Mountain bike expert Jordie Lunn balances effortlessly as he demonstrates technique.
As a first-time mountain biker, I listen intently as the course designer for Bear Mountain Resort offers up the basics while I look over my dress pants and dress shoes. I throw a hoody over my dress shirt – perhaps I’m not as prepared as I could have been – but there is no turning back. I have been looking forward to this for weeks.
Lunn gives my bike a last look, turning a dial on my shocks before we head out.
“It’s just an adjustment,” he says. “It’ll make it a little stiffer for you.” That may be a polite way of saying my 270 lbs. is a little heavy for the bike’s current shock settings, but I don’t say anything as we pedal into Bike Park Avenue for my first taste of the course.
Heading into the first turn, the first thing I notice is the view from the top of the mountain, down the trail and into Bear Mountain’s Valley course. I’ve been here before, but seeing the winding paths whisk underneath my wheels, while the mountains and trees edged ever so slowly by us, strikes me as unique.
Despite taking the corners gingerly, I’m forced to stop on my way down after taking a turn too straight.

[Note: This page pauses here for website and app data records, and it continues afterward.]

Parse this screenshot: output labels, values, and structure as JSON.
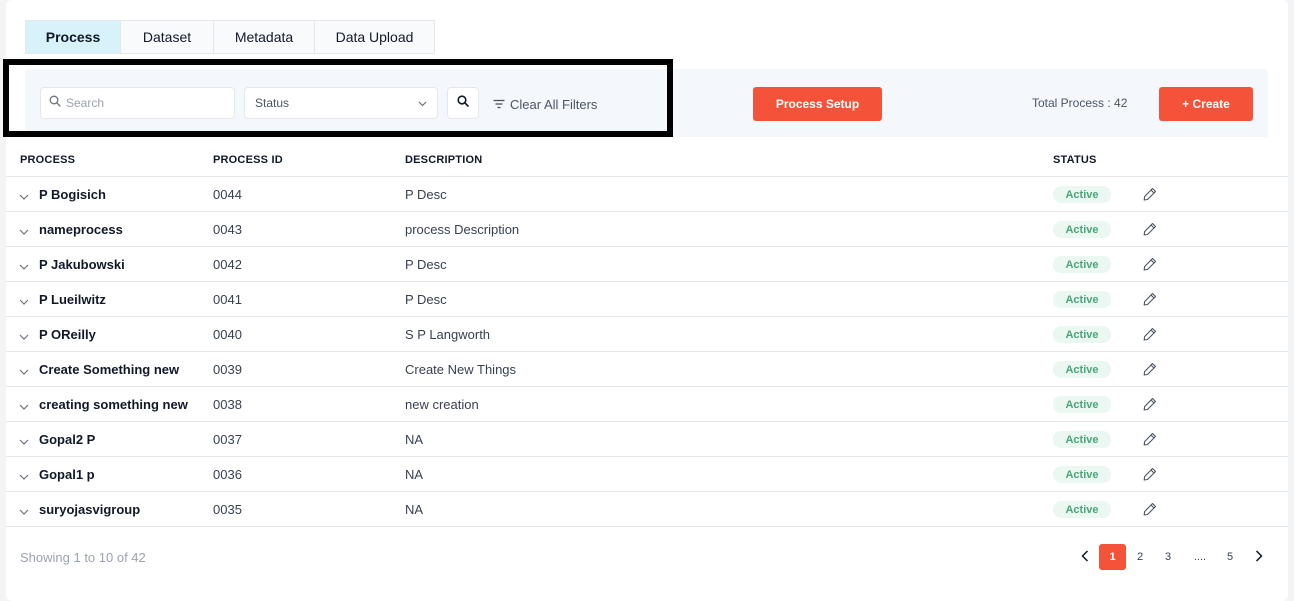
{
  "tabs": [
    "Process",
    "Dataset",
    "Metadata",
    "Data Upload"
  ],
  "filters": {
    "search_placeholder": "Search",
    "status_placeholder": "Status",
    "clear_label": "Clear All Filters"
  },
  "actions": {
    "process_setup_label": "Process Setup",
    "total_label": "Total Process : 42",
    "create_label": "+ Create"
  },
  "table": {
    "headers": [
      "PROCESS",
      "PROCESS ID",
      "DESCRIPTION",
      "STATUS"
    ],
    "rows": [
      {
        "name": "P Bogisich",
        "id": "0044",
        "description": "P Desc",
        "status": "Active"
      },
      {
        "name": "nameprocess",
        "id": "0043",
        "description": "process Description",
        "status": "Active"
      },
      {
        "name": "P Jakubowski",
        "id": "0042",
        "description": "P Desc",
        "status": "Active"
      },
      {
        "name": "P Lueilwitz",
        "id": "0041",
        "description": "P Desc",
        "status": "Active"
      },
      {
        "name": "P OReilly",
        "id": "0040",
        "description": "S P Langworth",
        "status": "Active"
      },
      {
        "name": "Create Something new",
        "id": "0039",
        "description": "Create New Things",
        "status": "Active"
      },
      {
        "name": "creating something new",
        "id": "0038",
        "description": "new creation",
        "status": "Active"
      },
      {
        "name": "Gopal2 P",
        "id": "0037",
        "description": "NA",
        "status": "Active"
      },
      {
        "name": "Gopal1 p",
        "id": "0036",
        "description": "NA",
        "status": "Active"
      },
      {
        "name": "suryojasvigroup",
        "id": "0035",
        "description": "NA",
        "status": "Active"
      }
    ]
  },
  "footer": {
    "showing": "Showing 1 to 10 of 42",
    "pages": [
      "1",
      "2",
      "3",
      "....",
      "5"
    ],
    "current_page": "1"
  },
  "colors": {
    "accent": "#f4533a",
    "active_tab": "#d7f2fb",
    "status_bg": "#ebf7f1",
    "status_text": "#4aa57a"
  }
}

Lunn doesn’t have that problem, as his bike weaves through the course, his wheels almost glued to the trail even as he navigates almost sideways along the walls of the steeper embankments.
“(Sharper turns) are a commitment thing … and trusting your bike,” he says. “Your tires are going to hook up, but that all comes with time and experience right?”

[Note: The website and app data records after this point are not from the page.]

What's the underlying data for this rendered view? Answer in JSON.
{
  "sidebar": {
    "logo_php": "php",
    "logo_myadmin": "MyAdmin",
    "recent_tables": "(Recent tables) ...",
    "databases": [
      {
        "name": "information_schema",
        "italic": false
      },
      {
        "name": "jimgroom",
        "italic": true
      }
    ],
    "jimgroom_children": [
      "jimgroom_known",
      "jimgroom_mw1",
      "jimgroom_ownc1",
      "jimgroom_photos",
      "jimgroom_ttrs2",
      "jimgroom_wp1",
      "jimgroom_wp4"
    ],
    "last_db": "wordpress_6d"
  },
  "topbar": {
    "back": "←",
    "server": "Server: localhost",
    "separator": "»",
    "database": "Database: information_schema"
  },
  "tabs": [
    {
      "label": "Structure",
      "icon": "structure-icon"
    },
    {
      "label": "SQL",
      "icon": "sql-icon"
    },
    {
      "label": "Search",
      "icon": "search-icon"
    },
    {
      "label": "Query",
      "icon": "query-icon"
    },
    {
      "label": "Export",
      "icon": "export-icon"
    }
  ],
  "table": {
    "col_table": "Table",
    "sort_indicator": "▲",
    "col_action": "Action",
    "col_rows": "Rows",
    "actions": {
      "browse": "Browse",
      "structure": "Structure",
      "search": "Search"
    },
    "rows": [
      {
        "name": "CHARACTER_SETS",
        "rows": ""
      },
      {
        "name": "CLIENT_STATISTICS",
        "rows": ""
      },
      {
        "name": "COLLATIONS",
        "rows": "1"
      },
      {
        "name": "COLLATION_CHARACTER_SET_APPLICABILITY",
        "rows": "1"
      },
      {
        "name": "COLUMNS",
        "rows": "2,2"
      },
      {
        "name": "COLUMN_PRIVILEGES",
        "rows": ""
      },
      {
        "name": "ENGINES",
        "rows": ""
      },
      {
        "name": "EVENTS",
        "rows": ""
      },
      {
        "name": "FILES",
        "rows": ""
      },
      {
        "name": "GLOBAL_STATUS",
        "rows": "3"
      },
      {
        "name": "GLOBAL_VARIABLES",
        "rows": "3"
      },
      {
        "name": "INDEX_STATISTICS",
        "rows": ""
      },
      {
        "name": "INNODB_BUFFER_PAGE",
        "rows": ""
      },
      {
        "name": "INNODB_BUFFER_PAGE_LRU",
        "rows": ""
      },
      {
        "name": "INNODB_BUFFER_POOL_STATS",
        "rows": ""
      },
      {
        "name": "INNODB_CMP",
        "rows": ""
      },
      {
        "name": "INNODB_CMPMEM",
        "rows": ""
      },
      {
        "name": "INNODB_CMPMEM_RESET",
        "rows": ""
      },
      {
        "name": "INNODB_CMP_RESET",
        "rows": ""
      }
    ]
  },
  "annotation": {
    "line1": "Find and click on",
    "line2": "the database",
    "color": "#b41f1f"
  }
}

He points at one of my knees: one is completely rigid, with most of my weight on that side of the bike – just like he told me not to do. I’m also sitting on the seat as we decline, without realizing it. I’m zero for three as we cross a golf cart passage and make our way down a grassy hill and underneath a canopy of trees. We are now on the single-track portion of the trail, where even the smell is beautiful.

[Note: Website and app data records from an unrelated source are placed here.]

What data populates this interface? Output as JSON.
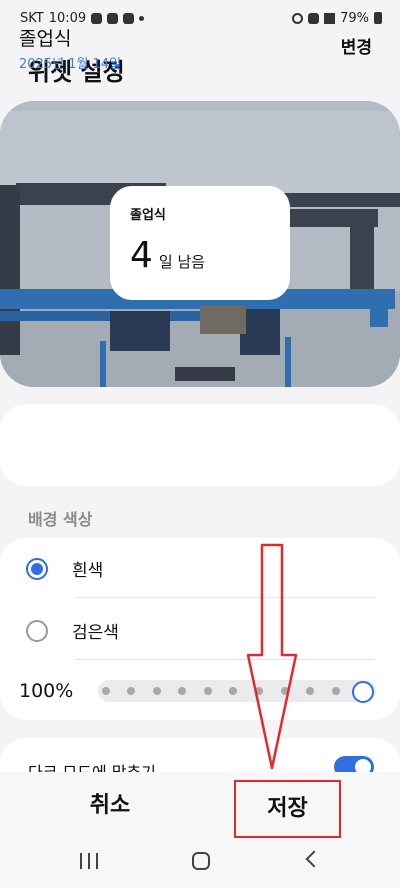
{
  "status_bar": {
    "carrier": "SKT",
    "time": "10:09",
    "battery": "79%"
  },
  "header": {
    "title": "위젯 설정"
  },
  "widget_preview": {
    "event_name": "졸업식",
    "days_number": "4",
    "days_suffix": "일 남음"
  },
  "event": {
    "name": "졸업식",
    "date": "2025년 1월 14일",
    "change_label": "변경"
  },
  "background_color": {
    "section_label": "배경 색상",
    "options": [
      {
        "label": "흰색",
        "selected": true
      },
      {
        "label": "검은색",
        "selected": false
      }
    ],
    "opacity_label": "100%",
    "opacity_value": 1.0
  },
  "dark_mode": {
    "label": "다크 모드에 맞추기",
    "enabled": true
  },
  "actions": {
    "cancel_label": "취소",
    "save_label": "저장"
  },
  "nav": {
    "recents_icon": "recents-icon",
    "home_icon": "home-icon",
    "back_icon": "back-icon"
  },
  "colors": {
    "accent": "#2f6fe0",
    "annotation_red": "#e12b2b",
    "date_blue": "#3a7fd5"
  }
}
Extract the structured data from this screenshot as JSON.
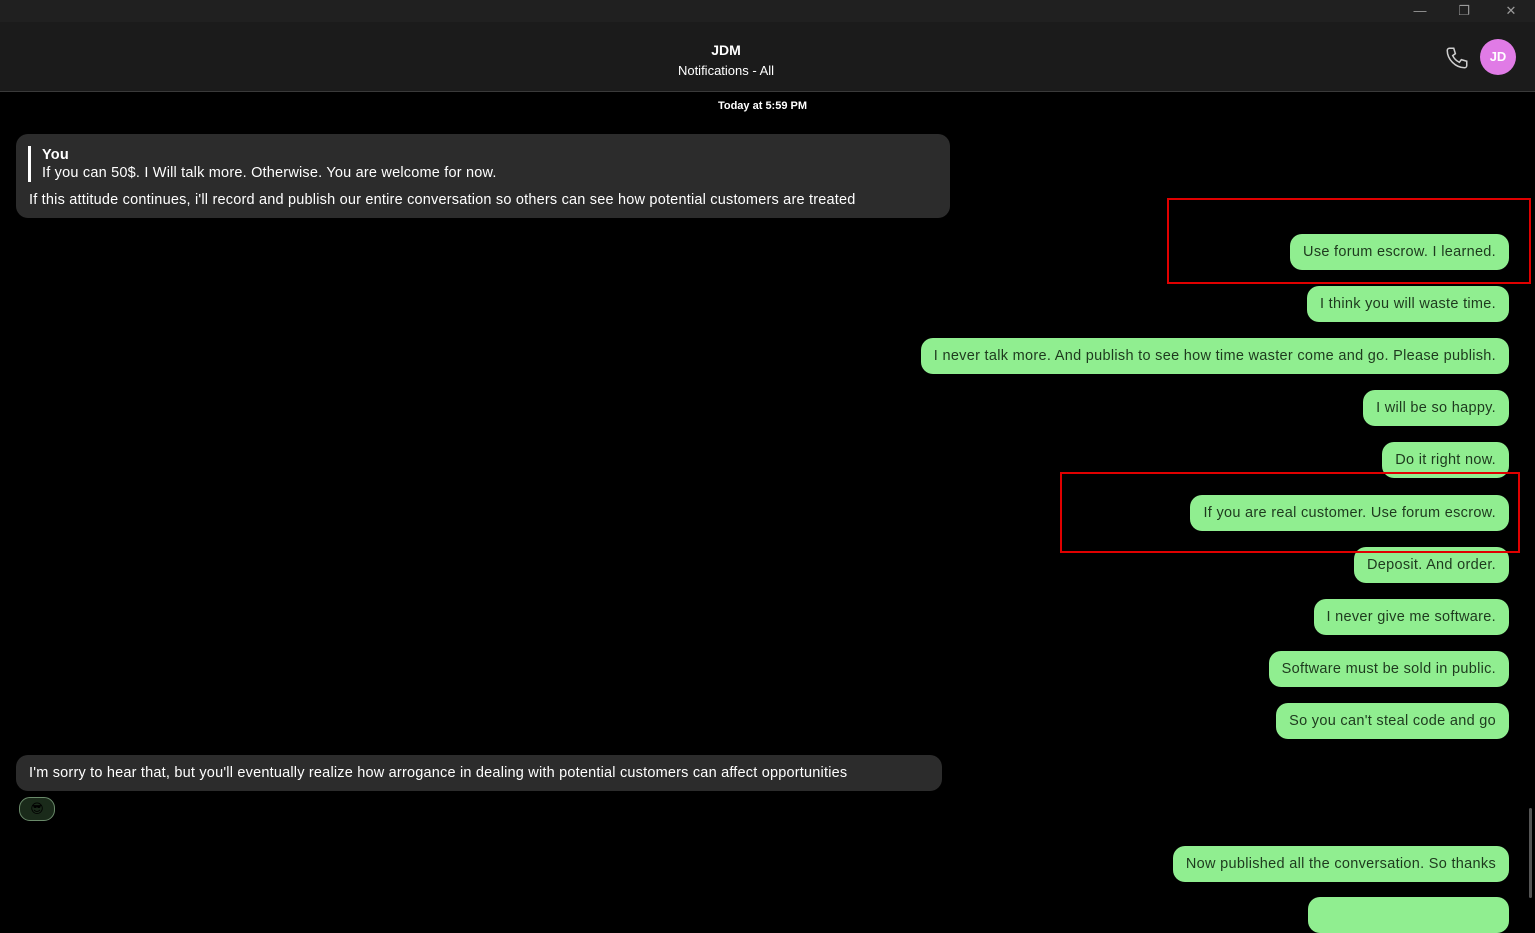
{
  "header": {
    "contact_name": "JDM",
    "subtitle": "Notifications - All",
    "avatar_initials": "JD"
  },
  "conversation": {
    "timestamp": "Today at 5:59 PM",
    "incoming": [
      {
        "quote_author": "You",
        "quote_text": "If you can 50$.  I Will talk more. Otherwise. You are welcome for now.",
        "text": "If this attitude continues, i'll record and publish our entire conversation so others can see how potential customers are treated"
      },
      {
        "text": "I'm sorry to hear that, but you'll eventually realize how arrogance in dealing with potential customers can affect opportunities",
        "reaction": "😎"
      }
    ],
    "outgoing": [
      "Use forum escrow.  I learned.",
      "I think you will waste time.",
      "I never talk more. And publish to see how time waster come and go. Please publish.",
      "I will be so happy.",
      "Do it right now.",
      "If you are real customer. Use forum escrow.",
      "Deposit. And order.",
      "I never give me software.",
      "Software must be sold in public.",
      "So you can't steal code and go",
      "Now published all the conversation.  So thanks"
    ]
  },
  "colors": {
    "outgoing_bubble": "#90ee90",
    "incoming_bubble": "#2c2c2c",
    "avatar": "#e07be6",
    "highlight": "#e00000"
  }
}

Here the riding is slightly more challenging, with uphills to accompany the downs and roots and foliage providing natural obstacles. The final incline takes us to a clearing, where the buzz of a generator cuts through the silence and a giant airbag languishes just beyond a 6.5-foot high ramp.
“With the air bag, anybody can hit it, it just takes a bit of guts to hit the first time,” Lunn says.
Climbing to the top of the hill that declines into the ramp, I accept that this is happening. The 17-year mountain bike professional’s voice is in my ear as I bear down on the handlebars. “You got this,” he says.
Against my better judgment I line myself up at the top of the embankment as Lunn reminds me not to let go of the bike, and to “pre-load,” or press down on the handle bars as I glide into the ramp.
Slowly I step off the ground onto the pedals, pushing off into the descent that launches me further from the earth than I have ever been without being on my feet. One second I’m on top of the hill, the next I’m preloading my bike, a moment later I am airborne. Today I’m wondering how to tell me wife I want to buy a mountain bike.
Did you know?
- The Family Flow Trail is one of many mountain bike features at Bear Mountain Resort. The beginner-oriented trail is growing, with a full 5-km loop set for completion in March.
- All trails on the mountain are open to the public. Use your own bike or rent one at The Hub in the North Langford Adventure Centre. Cyclists are encouraged to check in at The Hub to learn about the trails before heading out.
- The bike park, featuring big jumps and an airbag, is the only membership-required area. Participants must sign a waiver and can only use the park when it is open and a safety attendant is on site.